A wide variety of shapes and colours that are ideal for growing on sand and gravel. . Contains: 15% Black Eyed Susan ( Rudbeckia hirta ), 1% Calico Aster ( Aster laterifolius ), 5% Canada Milk Vetch ( Astragalus canadensis ), 1% Foxglove Beardtongue ( Penstemon digitalis ), 1% Golden Alexanders ( Zizia aurea ), 1% Heath Aster ( Aster pilosus ), 10% Hoary Vervain ( Verbena stricta ), 30% Little Bluestem ( Schizachyrium scoparium ), 1% Marsh Blazing Star ( Liatris spicata ), 30% Perennial Ryegrass ( Lolium perenne ). . . One 500 gram packet covers 200 sq. m. (2150 sq. ft.). 500g $119.00. 1kg $198.00. Please use the drop-down menu below to place your order.

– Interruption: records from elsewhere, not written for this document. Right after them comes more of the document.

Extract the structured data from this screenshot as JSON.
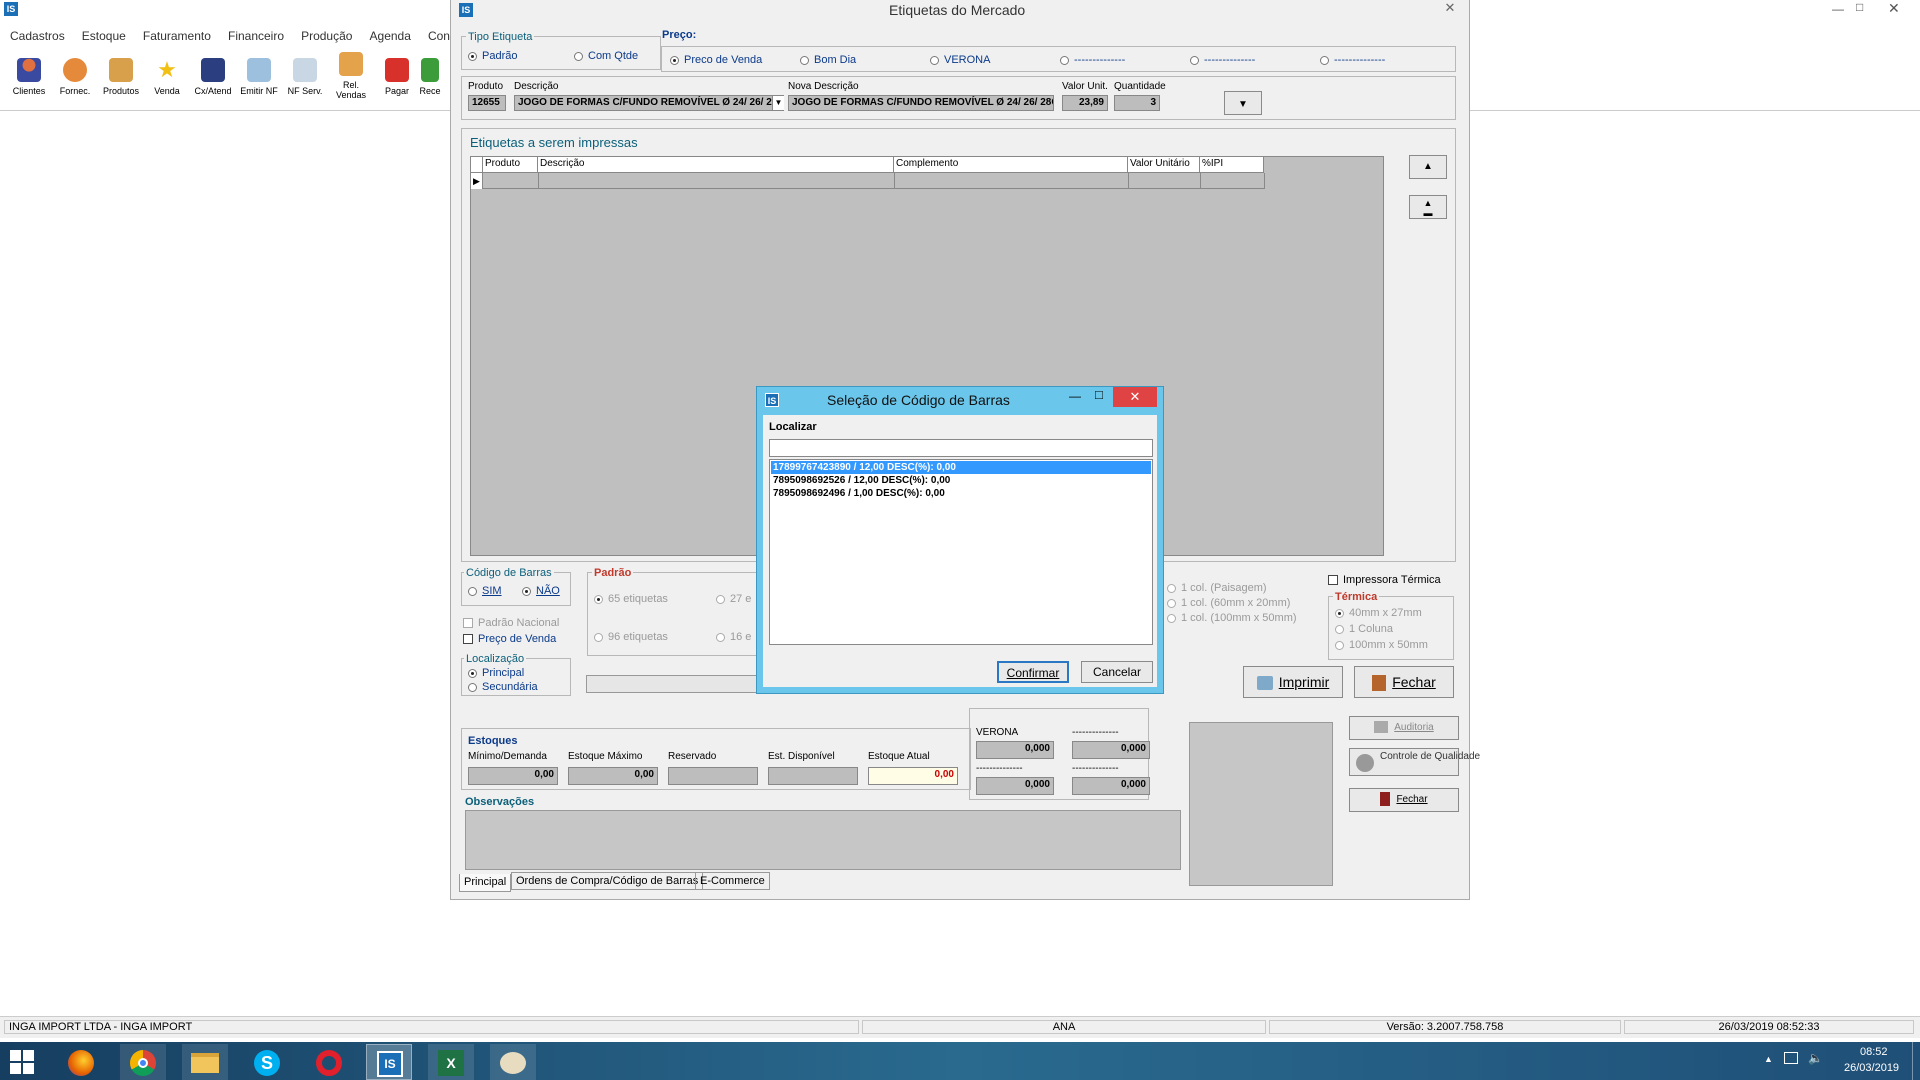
{
  "main_window": {
    "title": "Etiquetas do Mercado"
  },
  "background_app": {
    "menu": [
      "Cadastros",
      "Estoque",
      "Faturamento",
      "Financeiro",
      "Produção",
      "Agenda",
      "Contábil"
    ],
    "toolbar": [
      {
        "label": "Clientes",
        "icon": "person-icon"
      },
      {
        "label": "Fornec.",
        "icon": "truck-icon"
      },
      {
        "label": "Produtos",
        "icon": "box-icon"
      },
      {
        "label": "Venda",
        "icon": "star-icon"
      },
      {
        "label": "Cx/Atend",
        "icon": "register-icon"
      },
      {
        "label": "Emitir NF",
        "icon": "invoice-icon"
      },
      {
        "label": "NF Serv.",
        "icon": "service-invoice-icon"
      },
      {
        "label": "Rel. Vendas",
        "icon": "report-icon"
      },
      {
        "label": "Pagar",
        "icon": "pay-icon"
      },
      {
        "label": "Rece",
        "icon": "receive-icon"
      }
    ]
  },
  "tipo_etiqueta": {
    "title": "Tipo Etiqueta",
    "options": [
      "Padrão",
      "Com Qtde"
    ],
    "selected": "Padrão"
  },
  "preco": {
    "title": "Preço:",
    "options": [
      "Preco de Venda",
      "Bom Dia",
      "VERONA",
      "--------------",
      "--------------",
      "--------------"
    ],
    "selected": "Preco de Venda"
  },
  "product": {
    "produto_label": "Produto",
    "produto_value": "12655",
    "descricao_label": "Descrição",
    "descricao_value": "JOGO DE FORMAS C/FUNDO REMOVÍVEL Ø 24/ 26/ 28CM",
    "nova_descricao_label": "Nova Descrição",
    "nova_descricao_value": "JOGO DE FORMAS C/FUNDO REMOVÍVEL Ø 24/ 26/ 28CM",
    "valor_label": "Valor Unit.",
    "valor_value": "23,89",
    "qtd_label": "Quantidade",
    "qtd_value": "3"
  },
  "etiquetas": {
    "title": "Etiquetas a serem impressas",
    "columns": [
      "Produto",
      "Descrição",
      "Complemento",
      "Valor Unitário",
      "%IPI"
    ]
  },
  "codigo_barras": {
    "title": "Código de Barras",
    "options": [
      "SIM",
      "NÃO"
    ],
    "selected": "NÃO"
  },
  "checks": {
    "padrao_nacional": "Padrão Nacional",
    "preco_venda": "Preço de Venda"
  },
  "localizacao": {
    "title": "Localização",
    "options": [
      "Principal",
      "Secundária"
    ],
    "selected": "Principal"
  },
  "padrao": {
    "title": "Padrão",
    "options": [
      "65 etiquetas",
      "27 e",
      "96 etiquetas",
      "16 e"
    ]
  },
  "colunas": [
    "1 col. (Paisagem)",
    "1 col. (60mm x 20mm)",
    "1 col. (100mm x 50mm)"
  ],
  "impressora": {
    "label": "Impressora Térmica",
    "termica_title": "Térmica",
    "options": [
      "40mm x 27mm",
      "1 Coluna",
      "100mm x 50mm"
    ]
  },
  "buttons": {
    "imprimir": "Imprimir",
    "fechar": "Fechar"
  },
  "estoques": {
    "title": "Estoques",
    "labels": [
      "Mínimo/Demanda",
      "Estoque Máximo",
      "Reservado",
      "Est. Disponível",
      "Estoque Atual"
    ],
    "values": [
      "0,00",
      "0,00",
      "",
      "",
      "0,00"
    ]
  },
  "precos_bottom": {
    "labels": [
      "VERONA",
      "--------------",
      "--------------",
      "--------------"
    ],
    "values": [
      "0,000",
      "0,000",
      "0,000",
      "0,000"
    ]
  },
  "side_buttons": {
    "auditoria": "Auditoria",
    "controle": "Controle de Qualidade",
    "fechar": "Fechar"
  },
  "observacoes": {
    "title": "Observações"
  },
  "tabs": [
    "Principal",
    "Ordens de Compra/Código de Barras",
    "E-Commerce"
  ],
  "dialog": {
    "title": "Seleção de Código de Barras",
    "localizar_label": "Localizar",
    "search_value": "",
    "items": [
      "17899767423890 / 12,00  DESC(%): 0,00",
      "7895098692526 / 12,00  DESC(%): 0,00",
      "7895098692496 / 1,00  DESC(%): 0,00"
    ],
    "selected_index": 0,
    "confirm": "Confirmar",
    "cancel": "Cancelar"
  },
  "status_bar": [
    "INGA IMPORT LTDA - INGA IMPORT",
    "ANA",
    "Versão: 3.2007.758.758",
    "26/03/2019 08:52:33"
  ],
  "taskbar": {
    "time": "08:52",
    "date": "26/03/2019",
    "apps": [
      "firefox-icon",
      "chrome-icon",
      "file-explorer-icon",
      "skype-icon",
      "opera-icon",
      "is-app-icon",
      "excel-icon",
      "paint-icon"
    ]
  },
  "colors": {
    "selection": "#3399ff",
    "dialog_frame": "#6ac6ea",
    "close_red": "#e04343",
    "taskbar": "#1f4f77"
  }
}
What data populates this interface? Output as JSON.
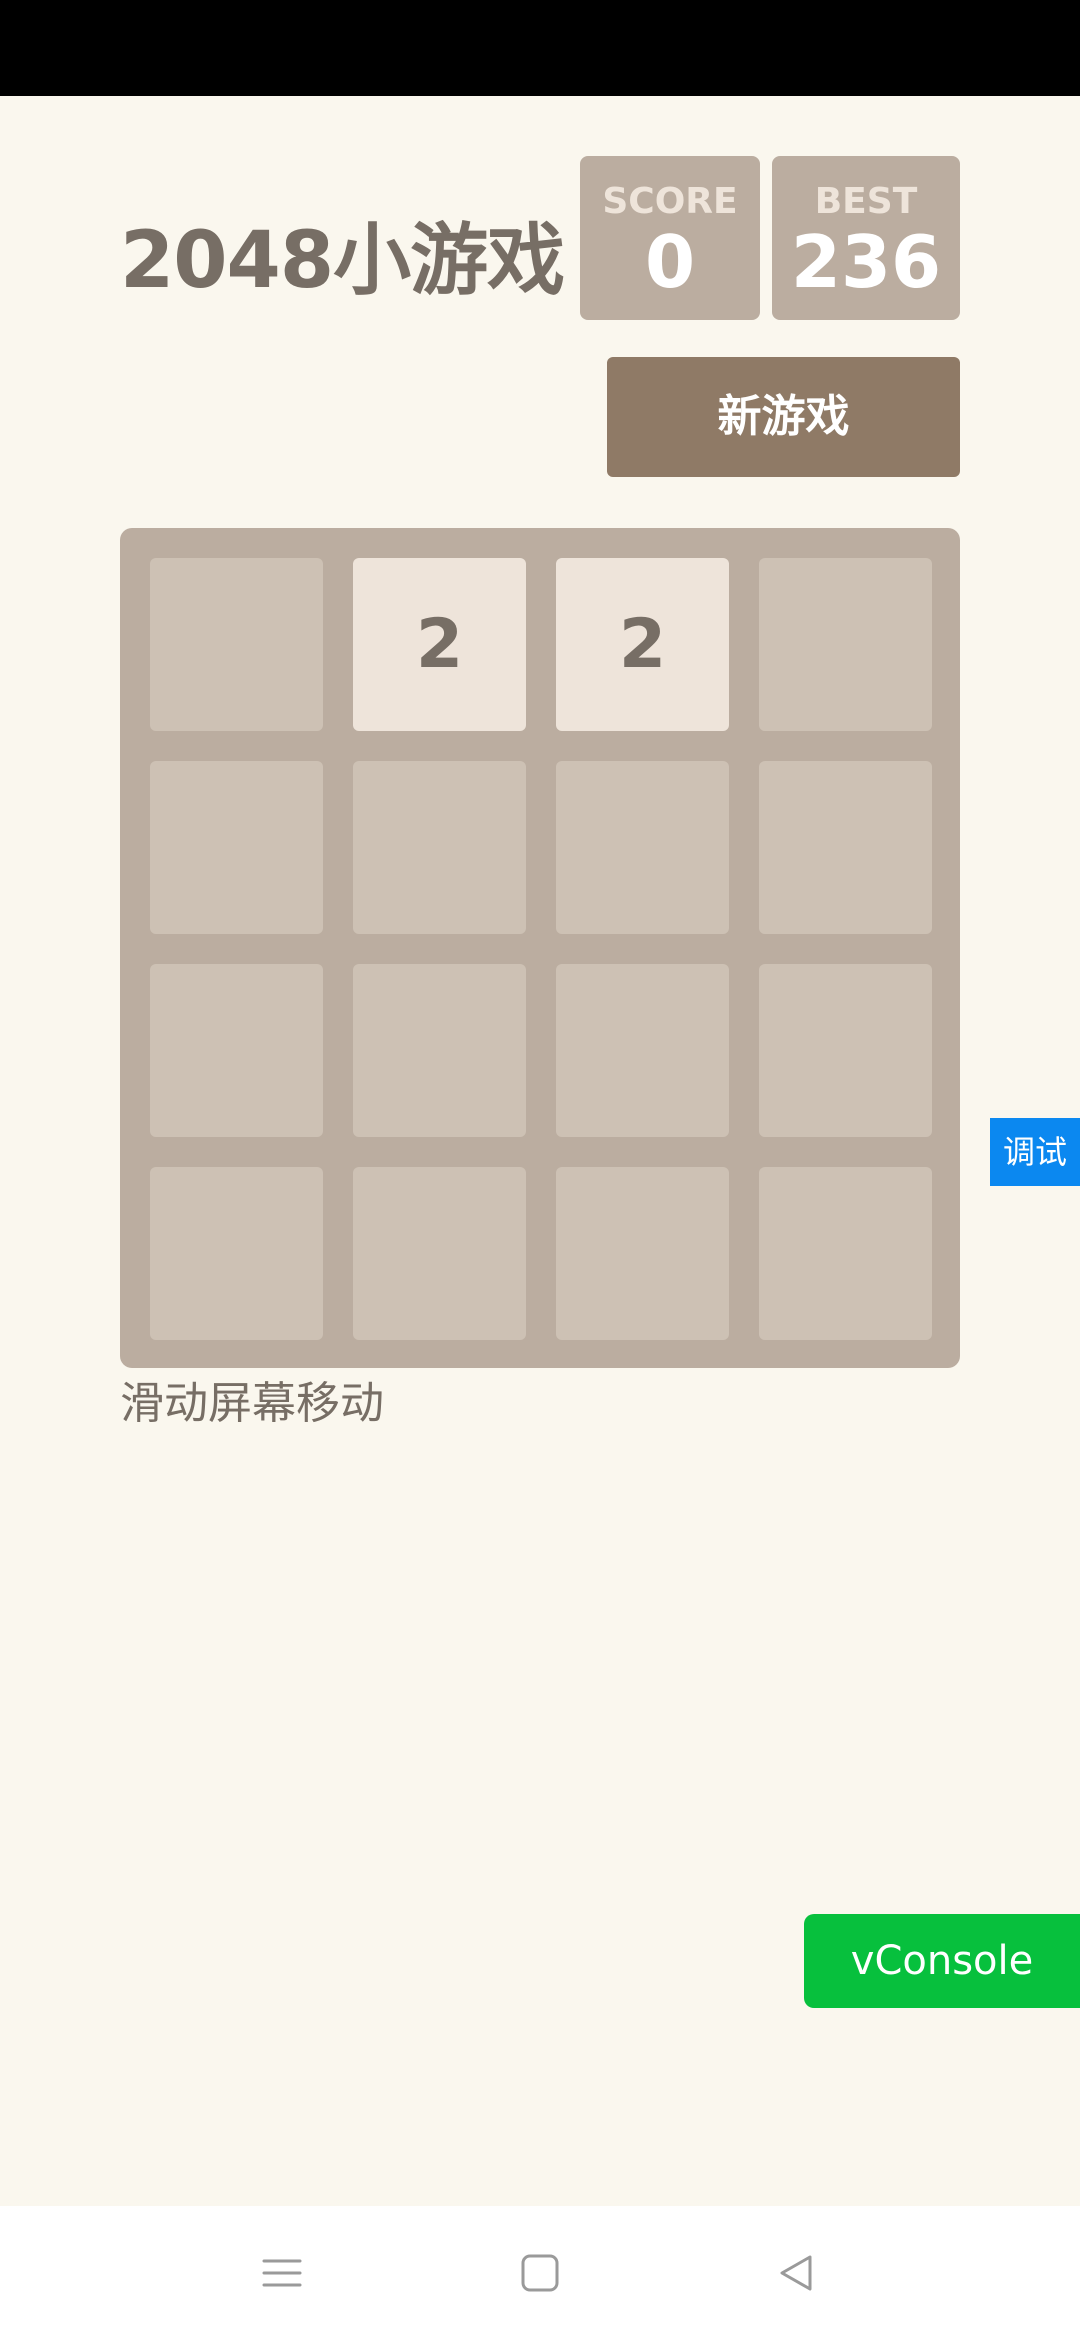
{
  "game": {
    "title": "2048小游戏",
    "score_label": "SCORE",
    "score_value": "0",
    "best_label": "BEST",
    "best_value": "236",
    "new_game_label": "新游戏",
    "hint": "滑动屏幕移动"
  },
  "board": {
    "rows": [
      [
        "",
        "2",
        "2",
        ""
      ],
      [
        "",
        "",
        "",
        ""
      ],
      [
        "",
        "",
        "",
        ""
      ],
      [
        "",
        "",
        "",
        ""
      ]
    ]
  },
  "overlay": {
    "debug_label": "调试",
    "vconsole_label": "vConsole"
  },
  "icons": {
    "nav_menu": "menu-lines-icon",
    "nav_home": "square-home-icon",
    "nav_back": "triangle-back-icon"
  },
  "colors": {
    "background": "#faf7ee",
    "board": "#bbada0",
    "empty_cell": "#cdc1b4",
    "tile_2": "#eee4da",
    "text": "#776e65",
    "new_game_button": "#8f7a66",
    "debug_tab": "#0b88f0",
    "vconsole": "#07c03d"
  }
}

How to Grow
Native mixes do best when planted in the fall, between Oct. 15th and Nov. 15th. Late fall sowings additionally stratify the seed. An early spring sowing in April will work but not as effectively. If ideal growing conditions are unavailable, the seed may go dormant and not germinate until the spring the following year. Site Preparation. Remove weeds by hand or apply an organic non-selective herbicide. Loosen soil to 2.5 cm (1″) depth with a stiff rake, cultivator or hoe. Prairie flowers and grasses will germinate and establish themselves much better when planted into a bed of well drained soil, rather than compost or dense compacted topsoil. Broadcast the seed and let mother nature do the rest. Smaller seeds can be mixed with dry sand to improve distribution when sowing. Rain, snow and frost-heaving of the soil will work the seed down into the soil bed. If you choose to do a spring planting, make sure the seed comes into good contact with the soil & irrigate as needed. We advise cutting the seeded area to a height of 20cm (8″) at least twice during the first year of growth. This mowing helps to control aggressive weeds so that the target plants have a better chance of getting established. In extreme outbreaks of aggressive weeds, selective hand weeding may be required. Two final points: Native mixes take from 3 to 5 years to fully express themselves. Do not expect any kind of organization with a native seed planting – they are chaotic and totally random in appearance. In other words, they are natural